» Your task
All records below are to be duplicated exactly, with every picture excluded.

» Supplied records
+ + + + + + +
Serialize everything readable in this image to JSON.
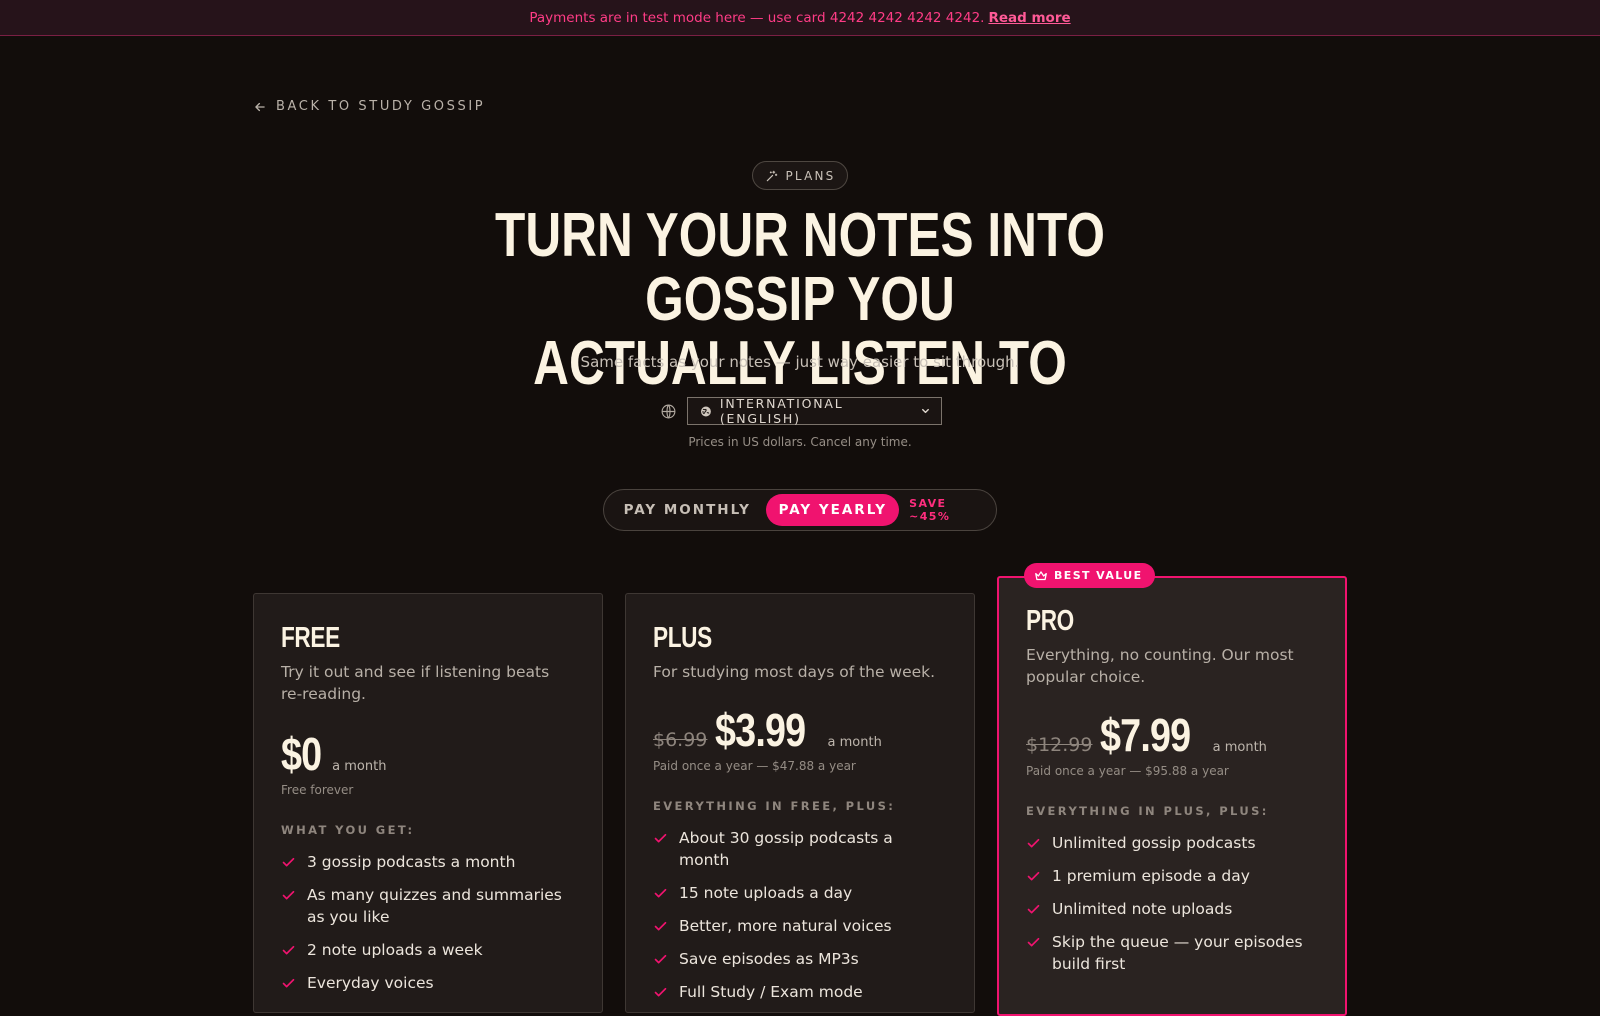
{
  "banner": {
    "text": "Payments are in test mode here — use card 4242 4242 4242 4242.",
    "link": "Read more"
  },
  "nav": {
    "back_label": "BACK TO STUDY GOSSIP",
    "back_icon": "arrow-left-icon"
  },
  "hero": {
    "pill_label": "PLANS",
    "pill_icon": "sparkles-icon",
    "title_line1": "TURN YOUR NOTES INTO GOSSIP YOU",
    "title_line2": "ACTUALLY LISTEN TO",
    "subtitle": "Same facts as your notes — just way easier to sit through."
  },
  "region": {
    "selected": "INTERNATIONAL (ENGLISH)",
    "note": "Prices in US dollars. Cancel any time."
  },
  "billing_toggle": {
    "monthly": "PAY MONTHLY",
    "yearly": "PAY YEARLY",
    "save": "SAVE ~45%",
    "active": "yearly"
  },
  "plans": [
    {
      "name": "FREE",
      "description": "Try it out and see if listening beats re-reading.",
      "old_price": "",
      "price": "$0",
      "per": "a month",
      "billing": "Free forever",
      "features_heading": "WHAT YOU GET:",
      "features": [
        "3 gossip podcasts a month",
        "As many quizzes and summaries as you like",
        "2 note uploads a week",
        "Everyday voices"
      ]
    },
    {
      "name": "PLUS",
      "description": "For studying most days of the week.",
      "old_price": "$6.99",
      "price": "$3.99",
      "per": "a month",
      "billing": "Paid once a year — $47.88 a year",
      "features_heading": "EVERYTHING IN FREE, PLUS:",
      "features": [
        "About 30 gossip podcasts a month",
        "15 note uploads a day",
        "Better, more natural voices",
        "Save episodes as MP3s",
        "Full Study / Exam mode"
      ]
    },
    {
      "name": "PRO",
      "badge": "BEST VALUE",
      "description": "Everything, no counting. Our most popular choice.",
      "old_price": "$12.99",
      "price": "$7.99",
      "per": "a month",
      "billing": "Paid once a year — $95.88 a year",
      "features_heading": "EVERYTHING IN PLUS, PLUS:",
      "features": [
        "Unlimited gossip podcasts",
        "1 premium episode a day",
        "Unlimited note uploads",
        "Skip the queue — your episodes build first"
      ]
    }
  ],
  "colors": {
    "accent": "#f0136f",
    "background": "#120d0b",
    "card": "#211b19",
    "headline": "#fbf3e2"
  }
}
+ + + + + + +
» Solution to this exercise
Serialize everything readable in this image to JSON.
{
  "banner": {
    "text": "Payments are in test mode here — use card 4242 4242 4242 4242.",
    "link": "Read more"
  },
  "nav": {
    "back_label": "BACK TO STUDY GOSSIP",
    "back_icon": "arrow-left-icon"
  },
  "hero": {
    "pill_label": "PLANS",
    "pill_icon": "sparkles-icon",
    "title_line1": "TURN YOUR NOTES INTO GOSSIP YOU",
    "title_line2": "ACTUALLY LISTEN TO",
    "subtitle": "Same facts as your notes — just way easier to sit through."
  },
  "region": {
    "selected": "INTERNATIONAL (ENGLISH)",
    "note": "Prices in US dollars. Cancel any time."
  },
  "billing_toggle": {
    "monthly": "PAY MONTHLY",
    "yearly": "PAY YEARLY",
    "save": "SAVE ~45%",
    "active": "yearly"
  },
  "plans": [
    {
      "name": "FREE",
      "description": "Try it out and see if listening beats re-reading.",
      "old_price": "",
      "price": "$0",
      "per": "a month",
      "billing": "Free forever",
      "features_heading": "WHAT YOU GET:",
      "features": [
        "3 gossip podcasts a month",
        "As many quizzes and summaries as you like",
        "2 note uploads a week",
        "Everyday voices"
      ]
    },
    {
      "name": "PLUS",
      "description": "For studying most days of the week.",
      "old_price": "$6.99",
      "price": "$3.99",
      "per": "a month",
      "billing": "Paid once a year — $47.88 a year",
      "features_heading": "EVERYTHING IN FREE, PLUS:",
      "features": [
        "About 30 gossip podcasts a month",
        "15 note uploads a day",
        "Better, more natural voices",
        "Save episodes as MP3s",
        "Full Study / Exam mode"
      ]
    },
    {
      "name": "PRO",
      "badge": "BEST VALUE",
      "description": "Everything, no counting. Our most popular choice.",
      "old_price": "$12.99",
      "price": "$7.99",
      "per": "a month",
      "billing": "Paid once a year — $95.88 a year",
      "features_heading": "EVERYTHING IN PLUS, PLUS:",
      "features": [
        "Unlimited gossip podcasts",
        "1 premium episode a day",
        "Unlimited note uploads",
        "Skip the queue — your episodes build first"
      ]
    }
  ],
  "colors": {
    "accent": "#f0136f",
    "background": "#120d0b",
    "card": "#211b19",
    "headline": "#fbf3e2"
  }
}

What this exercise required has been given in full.